Springs, symbols of life, freedom, spontaneity draw unique images in our minds – of a bubbling rush of water rolling boisterously, snaking over rocks, picking up pebbles and sand along its path full of jumping fish, occasional frogs, insects, algae – surrounded by green wild bushes and thick vegetation.
Samanvay Foundation has developed a knowledgebase for leaders working in nonprofit organisations, on issues related to software technology and its use in community programs. It covers strategy, management, economics, and appropriateness of software technology.
A few of us did an exercise where we closed our eyes and thought of the first four words that came to our minds when we thought of water data in India. Here is what we came up with:
India is fortunate to have a rich tradition of public data collection and compilation.
Developments in geographical information systems (GIS) in India, both in policy and law, have thus far empowered to a greater extent government and business at national and regional level. The real challenge in this sector is to extend this technology to local communities for self-governance and to enable them to participate on an equal footing in regional and national development.
The recently released biennial State of India’s Forest Report 2019 (SFR) indicates an improvement in forest cover since 2017 but dense forests continue to turn into non-forests.
Objectives of the course:
To equip the participants with essential techniques of data analysis using simple graphical, deterministic and statistical tools.
Techniques and methods of handling following types of data encountered frequently by NGO workers:
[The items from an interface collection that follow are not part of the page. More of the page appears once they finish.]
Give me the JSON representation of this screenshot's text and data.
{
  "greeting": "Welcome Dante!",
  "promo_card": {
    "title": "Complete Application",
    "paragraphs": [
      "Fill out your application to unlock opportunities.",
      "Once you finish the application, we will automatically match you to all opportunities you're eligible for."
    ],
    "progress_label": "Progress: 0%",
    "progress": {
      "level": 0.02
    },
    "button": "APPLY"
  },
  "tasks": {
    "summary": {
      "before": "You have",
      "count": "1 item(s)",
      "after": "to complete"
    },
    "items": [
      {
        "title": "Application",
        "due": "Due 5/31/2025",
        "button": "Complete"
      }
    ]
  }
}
Spatial and temporal information of agriculture, forest, topography, land use change, climate and socio-economic factors are very useful in the planning and implementation of Natural Resource Management (NRM) programs.
A pig snorts after emerging from the open drain that passes through a slum in the Digha area of south Patna. Small children crawl on the road nearby with slime dribbling from their nose.
The Himalayas are often called the water towers of Asia because of the vast amount of water locked in the form of ice in thousands of glaciers there. But concerns relating to climate change have often put a question mark on future water availability from these glaciers.